If at the micro level communities were mobilised for check dams, then at the macro level three major projects changed the face of Gujarat, especially in the regions of Saurashtra, Kachchh and North Gujarat. These three projects are the Narmada Main Canal, the Sujalam Sufalam Yojana and the SAUNI Yojana. The implementation of these three major schemes also involved satellite-based planning and execution.

A) Narmada Main Canal

The main Narmada canal is the longest irrigation canal in the world, measuring 458 Km in length, with carrying capacity of 40,000 cusecs. But what has made the Narmada canal such a transformative project is the chain of branch canals, sub canals and distributaries — all in total measuring up to a length of humongous 71,748 Km.
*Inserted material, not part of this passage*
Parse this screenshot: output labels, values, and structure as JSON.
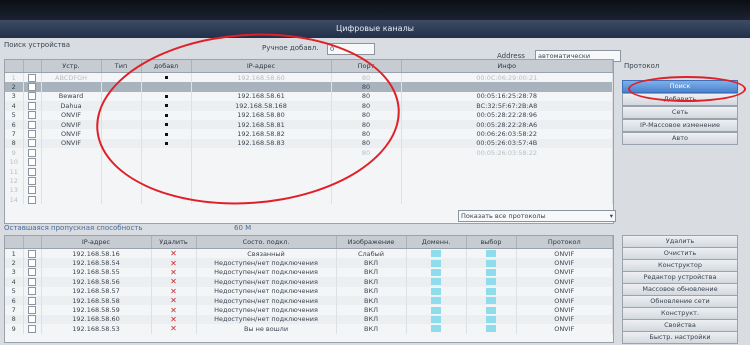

It is from this Narmada Main canal, that PM Modi inaugurated the Kachchh branch canal that helped reach the water to the remotest corners of Kachchh.

Image Credit: Supplied

B) Sujalam Sufalam Yojana

Sujalam Sufalam was conceived to primarily irrigate the regions in North Gujarat, but also districts in other regions as well. It is a network of 332 Km long spreading canal, helping reach the flood waters of Narmada and other rivers to the parched region of North Gujarat and provide irrigation solution to over 2.2 million hectares of cultivable land. Fig. 05 lays out the Sujalam Sufalam network.

However, as is wont of the style of working of Modi, the optimum utilisation of Sujalam Sufalam canal was not just left to constructing a parallel canal to the main canal. Instead, a chain of 14 lift irrigation pipelines were also planned using satellite technology. These 14 life irrigation pipelines were planned to fill reservoirs, water tanks, wells, other water storage structures and supply waters to non-perennial lakes.

Image Credit: Supplied

c) SAUNI Yojana

With Narmada Main canal having reached water to Kachchh region, Sujalam Sufalam solving the water problem for North Gujarat, the only remaining region awaiting a solution was Saurashtra region.

Thus, came in the SAUNI Yojana (Saurashtra Narmada Avtaran Irrigation Yojana) which literally means reincarnation of the Narmada River in the region. A 1,126 Km network of 4 link pipelines was planned and constructed which distribute the excess Narmada waters to over 115 main reservoirs and irrigating over 1 million acres of land.

Image Credit: Supplied

The Larger Impact

The model that was adopted to solve the water problem of Gujarat, in each and every region of the state, with verifiable success inspired Modi to adopt the same model in other infrastructure works. Satellite based planning and collaborative approach became the hallmark, for example, in constructing the road infrastructure in Gujarat that is still ranked among the best nationally.

National Legacy

But what is the relevance of this Gujarat water story for India of 2022? The genesis of what is now PM Gati Shakti, the national master template, is in the water story of Gujarat.

Use of satellite technology to map out every square centimetre of land, with every public and private infrastructure mapped is the first stage. The planning of complex infrastructure projects follows this mapping.

The delays associated with forest approvals, protected coastal zones, wildlife zones, approvals from different departments like railways etc are all sorted out at the conception stage itself since the route planning can be so done to either minimise such approvals or fast track them online since all such domain ministries and departments are present on the same portal where the planning is being done.

PM Gati Shakti, with its ambitious goal of investing up to $1.3 trillion in the next few years in infrastructure is the fulcrum on which India’s decade of growth is planned. The genesis of this planning lies in the hugely successful solution that Modi fashioned in Gujarat while solving its water problem.

That is the lasting legacy of the Sardar Sarovar Dam, which was the vision of India’s unifier and one of its tallest leader Sardar Patel. That vision, like many others, is being fulfilled by Prime Minister Narendra Modi.